- Change in Seasons. In the winter the air is very dry, but in spring and summer there is naturally more humidity. So even though nothing about the spot has changed, the change in seasonal humidity levels may cause you to not notice urine odor during the winter but in the spring and summer the odor comes back.
- Carpet Cleaning. Cleaning the carpet will change the humidity level in the house, especially if the areas affected by pet urine are cleaned only and not treated for odor. Odor from pet accidents may become more noticeable for a period of time after the cleaning because of the elevated moisture content. Generally it will return to the same pre-cleaning condition after it has dried completely. We cannot be held responsible for such odor producing deposits unless we are able to identify, treat and neutralize such odors.
What is Urine composed of?
Urine leaves the body (man or animal) in an acid state, with a pH of about 5 to 6. It is rather pure and generally contains no harmful bacteria, pathogens or microorganisms. However, it becomes the perfect breeding ground for those things as soon as it leaves the body. The main ingredient in urine is uric acid. It also contains yellow pigment, urea, cholesterol, enzymes, and small amounts of other chemicals. The uric acid begins to change immediately upon leaving the body. The warm acid state of the urine offers a friendly environment for bacteria, which begin to flourish almost immediately. In this original acid state, the urine begins to oxidize and react with the carpet to create a color change, which may become permanent if the urine is not removed from the carpet. As urine begins to dry, it changes its hydrogen content and forms crystalline salts, which take on an alkaline pH. Then The Smell Begins! When dried urine is remoistened, it gives off an ammonia gas.
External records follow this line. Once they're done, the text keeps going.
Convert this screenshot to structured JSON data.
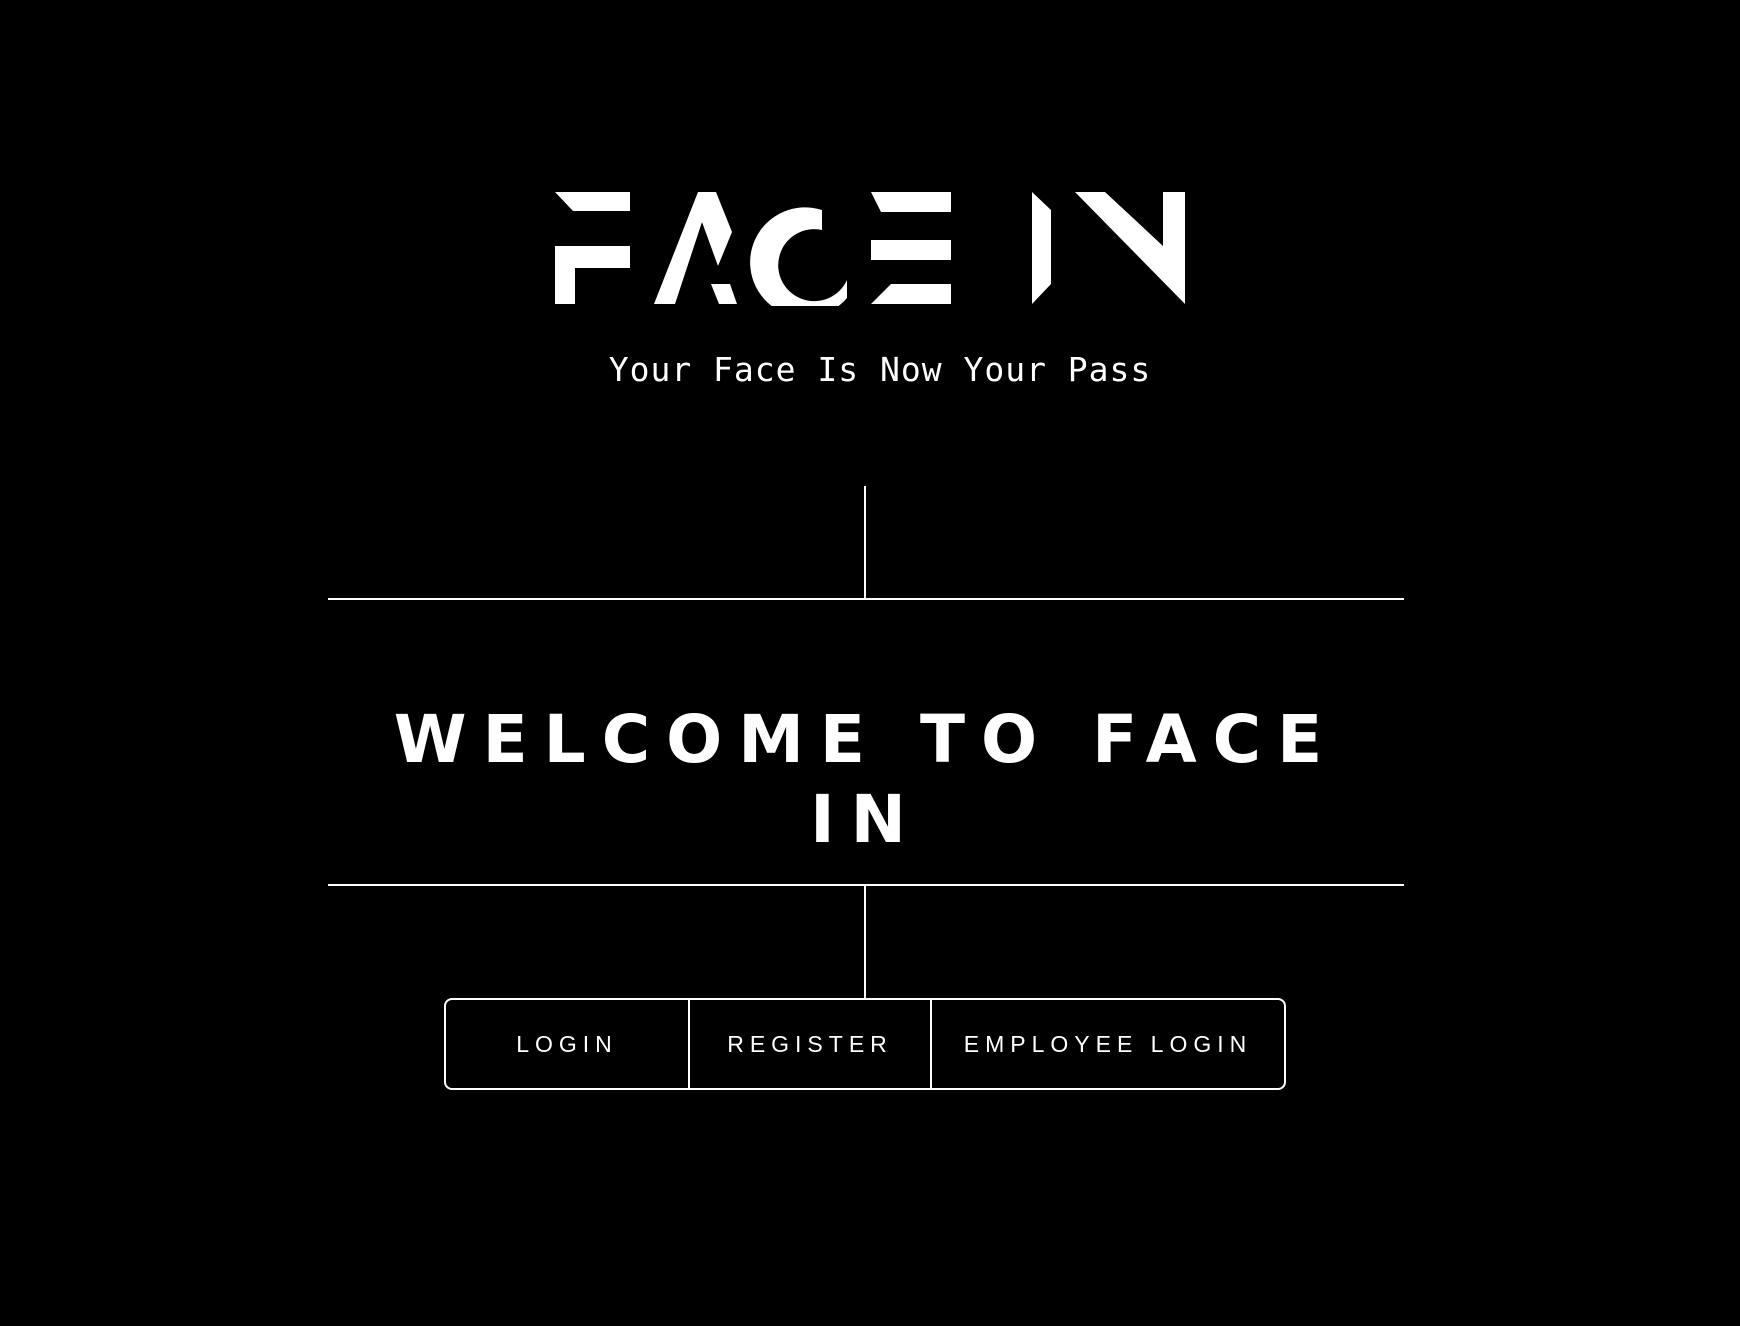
{
  "app": {
    "logo_text": "FACE IN",
    "tagline": "Your Face Is Now Your Pass"
  },
  "hero": {
    "welcome": "WELCOME TO FACE IN"
  },
  "actions": {
    "login_label": "LOGIN",
    "register_label": "REGISTER",
    "employee_login_label": "EMPLOYEE LOGIN"
  },
  "theme": {
    "background": "#000000",
    "foreground": "#ffffff"
  }
}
Odors associated with urine come from two sources:
- The first source is bacteria that grow abundantly in dark warm places with a never ending food source (the dog feeds the bacteria daily!). This bacteria growth and breakdown of the urine creates amino acids. These complex organic compounds work deep into carpet fivers until they’re nearly part of the fiber. This can present a challenging situation. The waste materials and gases from the decomposing urine create an unpleasant odor.
- The second source of odor is chemical odor that remains even when the bacteria have been killed. This explains the reason more than disinfecting is necessary to neutralize odors from urine. Urine also presents additional odor problems when the relative humidity is high. The salts and crystals that are formed are hydrophilic and draw water to them. As the salts are reactivated by moisture, they give off a greater proportion of odorous gases.